Start of DATASET

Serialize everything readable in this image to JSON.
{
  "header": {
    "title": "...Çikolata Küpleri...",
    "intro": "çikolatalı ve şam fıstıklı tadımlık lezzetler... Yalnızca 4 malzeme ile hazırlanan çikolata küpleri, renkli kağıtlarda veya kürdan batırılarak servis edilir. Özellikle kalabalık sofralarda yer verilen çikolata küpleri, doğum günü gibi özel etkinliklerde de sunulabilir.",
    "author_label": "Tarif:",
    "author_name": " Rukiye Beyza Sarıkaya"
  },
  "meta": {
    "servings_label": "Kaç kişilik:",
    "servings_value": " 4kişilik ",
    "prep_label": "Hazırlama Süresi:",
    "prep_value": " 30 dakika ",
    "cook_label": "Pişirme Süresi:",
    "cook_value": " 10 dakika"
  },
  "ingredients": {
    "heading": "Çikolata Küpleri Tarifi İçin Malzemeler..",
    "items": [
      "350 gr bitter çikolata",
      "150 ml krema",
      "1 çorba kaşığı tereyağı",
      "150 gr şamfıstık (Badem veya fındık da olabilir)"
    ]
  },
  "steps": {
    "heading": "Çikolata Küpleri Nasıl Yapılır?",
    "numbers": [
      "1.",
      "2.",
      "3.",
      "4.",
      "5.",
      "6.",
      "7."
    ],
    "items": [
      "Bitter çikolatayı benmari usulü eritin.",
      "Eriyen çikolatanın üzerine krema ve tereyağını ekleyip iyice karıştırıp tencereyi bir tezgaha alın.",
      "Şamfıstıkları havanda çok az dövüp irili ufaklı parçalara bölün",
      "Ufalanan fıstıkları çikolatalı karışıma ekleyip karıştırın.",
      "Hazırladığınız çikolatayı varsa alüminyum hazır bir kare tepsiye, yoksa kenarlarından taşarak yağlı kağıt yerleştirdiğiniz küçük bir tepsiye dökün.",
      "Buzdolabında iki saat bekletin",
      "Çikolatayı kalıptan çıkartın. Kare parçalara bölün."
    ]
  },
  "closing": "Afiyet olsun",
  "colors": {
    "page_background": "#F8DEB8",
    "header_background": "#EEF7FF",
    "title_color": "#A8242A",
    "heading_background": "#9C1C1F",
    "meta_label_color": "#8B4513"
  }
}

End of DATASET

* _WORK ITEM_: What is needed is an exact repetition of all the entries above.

* _ANSWER SECTION_:
Serialize everything readable in this image to JSON.
{
  "header": {
    "title": "...Çikolata Küpleri...",
    "intro": "çikolatalı ve şam fıstıklı tadımlık lezzetler... Yalnızca 4 malzeme ile hazırlanan çikolata küpleri, renkli kağıtlarda veya kürdan batırılarak servis edilir. Özellikle kalabalık sofralarda yer verilen çikolata küpleri, doğum günü gibi özel etkinliklerde de sunulabilir.",
    "author_label": "Tarif:",
    "author_name": " Rukiye Beyza Sarıkaya"
  },
  "meta": {
    "servings_label": "Kaç kişilik:",
    "servings_value": " 4kişilik ",
    "prep_label": "Hazırlama Süresi:",
    "prep_value": " 30 dakika ",
    "cook_label": "Pişirme Süresi:",
    "cook_value": " 10 dakika"
  },
  "ingredients": {
    "heading": "Çikolata Küpleri Tarifi İçin Malzemeler..",
    "items": [
      "350 gr bitter çikolata",
      "150 ml krema",
      "1 çorba kaşığı tereyağı",
      "150 gr şamfıstık (Badem veya fındık da olabilir)"
    ]
  },
  "steps": {
    "heading": "Çikolata Küpleri Nasıl Yapılır?",
    "numbers": [
      "1.",
      "2.",
      "3.",
      "4.",
      "5.",
      "6.",
      "7."
    ],
    "items": [
      "Bitter çikolatayı benmari usulü eritin.",
      "Eriyen çikolatanın üzerine krema ve tereyağını ekleyip iyice karıştırıp tencereyi bir tezgaha alın.",
      "Şamfıstıkları havanda çok az dövüp irili ufaklı parçalara bölün",
      "Ufalanan fıstıkları çikolatalı karışıma ekleyip karıştırın.",
      "Hazırladığınız çikolatayı varsa alüminyum hazır bir kare tepsiye, yoksa kenarlarından taşarak yağlı kağıt yerleştirdiğiniz küçük bir tepsiye dökün.",
      "Buzdolabında iki saat bekletin",
      "Çikolatayı kalıptan çıkartın. Kare parçalara bölün."
    ]
  },
  "closing": "Afiyet olsun",
  "colors": {
    "page_background": "#F8DEB8",
    "header_background": "#EEF7FF",
    "title_color": "#A8242A",
    "heading_background": "#9C1C1F",
    "meta_label_color": "#8B4513"
  }
}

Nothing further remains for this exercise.